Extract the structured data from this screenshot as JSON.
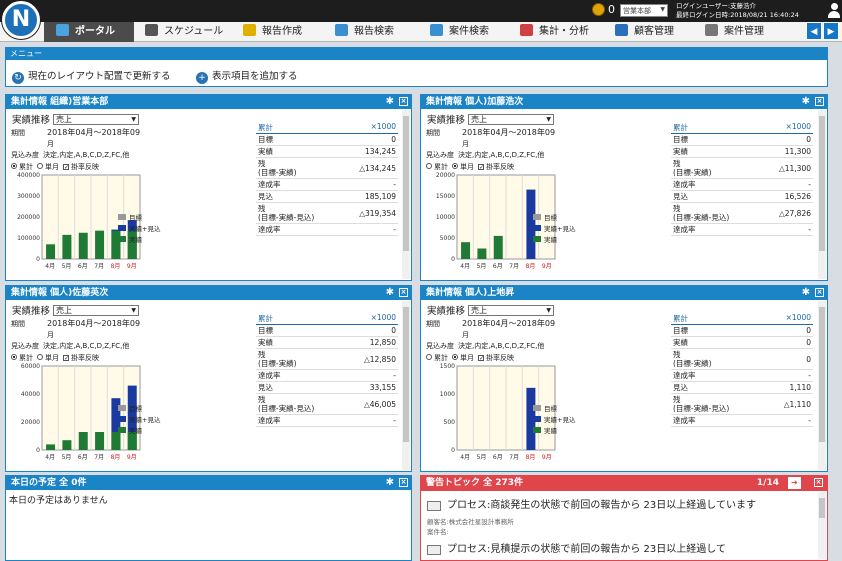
{
  "app": {
    "logo": "N",
    "points": "0",
    "dept": "営業本部",
    "user_line1": "ログインユーザー:支藤浩介",
    "user_line2": "最終ログイン日時:2018/08/21 16:40:24"
  },
  "nav": [
    {
      "label": "ポータル",
      "icon": "portal-icon",
      "color": "#4aa3df"
    },
    {
      "label": "スケジュール",
      "icon": "calendar-icon",
      "color": "#555"
    },
    {
      "label": "報告作成",
      "icon": "pen-icon",
      "color": "#e0b000"
    },
    {
      "label": "報告検索",
      "icon": "search-doc-icon",
      "color": "#3a8fd0"
    },
    {
      "label": "案件検索",
      "icon": "folder-icon",
      "color": "#3a8fd0"
    },
    {
      "label": "集計・分析",
      "icon": "pie-chart-icon",
      "color": "#d04040"
    },
    {
      "label": "顧客管理",
      "icon": "building-icon",
      "color": "#2a6fba"
    },
    {
      "label": "案件管理",
      "icon": "chart-window-icon",
      "color": "#777"
    }
  ],
  "menu": {
    "title": "メニュー",
    "action1": "現在のレイアウト配置で更新する",
    "action2": "表示項目を追加する"
  },
  "common": {
    "row_label": "実績推移",
    "row_select": "売上",
    "period_label": "期間",
    "period_value": "2018年04月〜2018年09",
    "period_tail": "月",
    "mikomi_label": "見込み度",
    "mikomi_value": "決定,内定,A,B,C,D,Z,FC,他",
    "opt_cumulative": "累計",
    "opt_monthly": "単月",
    "opt_rate": "掛率反映",
    "unit": "×1000",
    "stat_header": "累計",
    "legend": [
      "目標",
      "実績+見込",
      "実績"
    ],
    "months": [
      "4月",
      "5月",
      "6月",
      "7月",
      "8月",
      "9月"
    ]
  },
  "panels": [
    {
      "title": "集計情報 組織)営業本部",
      "mode": "cumulative",
      "y_ticks": [
        "400000",
        "300000",
        "200000",
        "100000",
        "0"
      ],
      "stats": [
        {
          "label": "目標",
          "value": "0"
        },
        {
          "label": "実績",
          "value": "134,245"
        },
        {
          "label": "残\n(目標-実績)",
          "value": "△134,245"
        },
        {
          "label": "達成率",
          "value": "-"
        },
        {
          "label": "見込",
          "value": "185,109"
        },
        {
          "label": "残\n(目標-実績-見込)",
          "value": "△319,354"
        },
        {
          "label": "達成率",
          "value": "-"
        }
      ]
    },
    {
      "title": "集計情報 個人)加藤浩次",
      "mode": "monthly",
      "y_ticks": [
        "20000",
        "15000",
        "10000",
        "5000",
        "0"
      ],
      "stats": [
        {
          "label": "目標",
          "value": "0"
        },
        {
          "label": "実績",
          "value": "11,300"
        },
        {
          "label": "残\n(目標-実績)",
          "value": "△11,300"
        },
        {
          "label": "達成率",
          "value": "-"
        },
        {
          "label": "見込",
          "value": "16,526"
        },
        {
          "label": "残\n(目標-実績-見込)",
          "value": "△27,826"
        },
        {
          "label": "達成率",
          "value": "-"
        }
      ]
    },
    {
      "title": "集計情報 個人)佐藤英次",
      "mode": "cumulative",
      "y_ticks": [
        "60000",
        "40000",
        "20000",
        "0"
      ],
      "stats": [
        {
          "label": "目標",
          "value": "0"
        },
        {
          "label": "実績",
          "value": "12,850"
        },
        {
          "label": "残\n(目標-実績)",
          "value": "△12,850"
        },
        {
          "label": "達成率",
          "value": "-"
        },
        {
          "label": "見込",
          "value": "33,155"
        },
        {
          "label": "残\n(目標-実績-見込)",
          "value": "△46,005"
        },
        {
          "label": "達成率",
          "value": "-"
        }
      ]
    },
    {
      "title": "集計情報 個人)上地昇",
      "mode": "monthly",
      "y_ticks": [
        "1500",
        "1000",
        "500",
        "0"
      ],
      "stats": [
        {
          "label": "目標",
          "value": "0"
        },
        {
          "label": "実績",
          "value": "0"
        },
        {
          "label": "残\n(目標-実績)",
          "value": "0"
        },
        {
          "label": "達成率",
          "value": "-"
        },
        {
          "label": "見込",
          "value": "1,110"
        },
        {
          "label": "残\n(目標-実績-見込)",
          "value": "△1,110"
        },
        {
          "label": "達成率",
          "value": "-"
        }
      ]
    }
  ],
  "chart_data": [
    {
      "type": "bar",
      "title": "集計情報 組織)営業本部",
      "categories": [
        "4月",
        "5月",
        "6月",
        "7月",
        "8月",
        "9月"
      ],
      "ylim": [
        0,
        400000
      ],
      "series": [
        {
          "name": "実績",
          "values": [
            70000,
            115000,
            125000,
            135000,
            134245,
            134245
          ],
          "color": "#1e7a34"
        },
        {
          "name": "実績+見込",
          "values": [
            0,
            0,
            0,
            0,
            140000,
            185109
          ],
          "color": "#1a3aa0"
        }
      ]
    },
    {
      "type": "bar",
      "title": "集計情報 個人)加藤浩次",
      "categories": [
        "4月",
        "5月",
        "6月",
        "7月",
        "8月",
        "9月"
      ],
      "ylim": [
        0,
        20000
      ],
      "series": [
        {
          "name": "実績",
          "values": [
            4000,
            2500,
            5500,
            0,
            0,
            0
          ],
          "color": "#1e7a34"
        },
        {
          "name": "実績+見込",
          "values": [
            0,
            0,
            0,
            0,
            16526,
            0
          ],
          "color": "#1a3aa0"
        }
      ]
    },
    {
      "type": "bar",
      "title": "集計情報 個人)佐藤英次",
      "categories": [
        "4月",
        "5月",
        "6月",
        "7月",
        "8月",
        "9月"
      ],
      "ylim": [
        0,
        60000
      ],
      "series": [
        {
          "name": "実績",
          "values": [
            4000,
            7000,
            12850,
            12850,
            12850,
            12850
          ],
          "color": "#1e7a34"
        },
        {
          "name": "実績+見込",
          "values": [
            0,
            0,
            0,
            0,
            37000,
            46005
          ],
          "color": "#1a3aa0"
        }
      ]
    },
    {
      "type": "bar",
      "title": "集計情報 個人)上地昇",
      "categories": [
        "4月",
        "5月",
        "6月",
        "7月",
        "8月",
        "9月"
      ],
      "ylim": [
        0,
        1500
      ],
      "series": [
        {
          "name": "実績",
          "values": [
            0,
            0,
            0,
            0,
            0,
            0
          ],
          "color": "#1e7a34"
        },
        {
          "name": "実績+見込",
          "values": [
            0,
            0,
            0,
            0,
            1110,
            0
          ],
          "color": "#1a3aa0"
        }
      ]
    }
  ],
  "schedule": {
    "title": "本日の予定 全 0件",
    "empty": "本日の予定はありません"
  },
  "alerts": {
    "title": "警告トピック 全 273件",
    "page": "1/14",
    "items": [
      {
        "text": "プロセス:商談発生の状態で前回の報告から 23日以上経過しています",
        "customer": "顧客名:株式会社星設計事務所",
        "project": "案件名:"
      },
      {
        "text": "プロセス:見積提示の状態で前回の報告から 23日以上経過して"
      }
    ]
  }
}
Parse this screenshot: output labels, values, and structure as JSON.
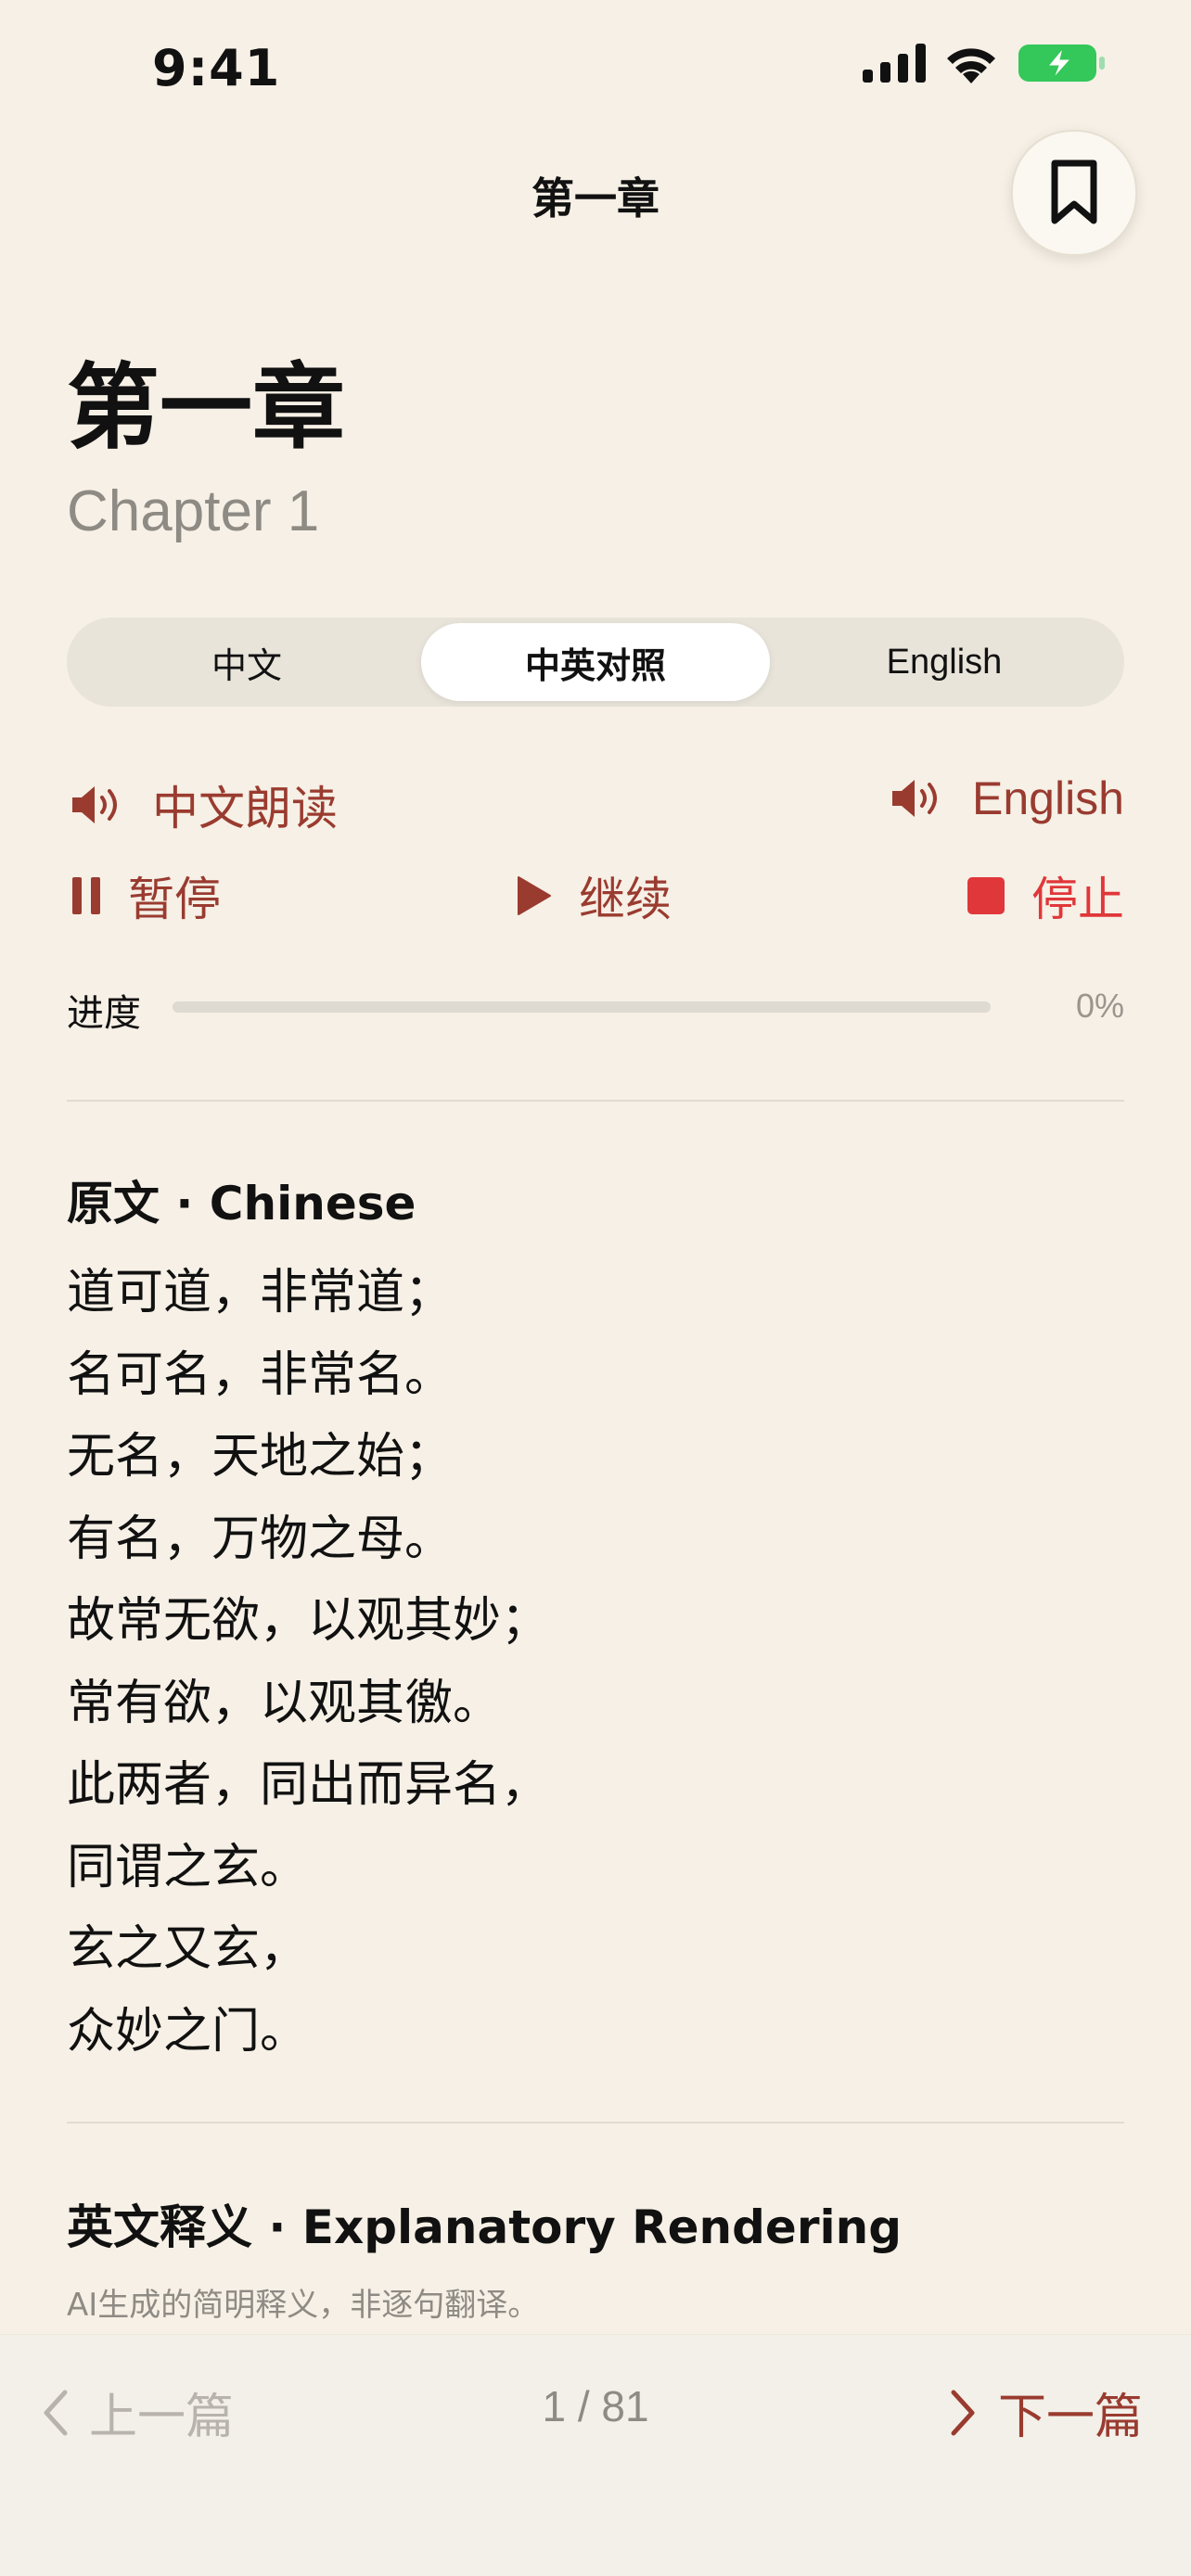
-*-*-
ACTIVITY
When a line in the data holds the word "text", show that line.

SOLUTION
        "text": "プロセス:商談発生の状態で前回の報告から 23日以上経過しています",
        "text": "プロセス:見積提示の状態で前回の報告から 23日以上経過して"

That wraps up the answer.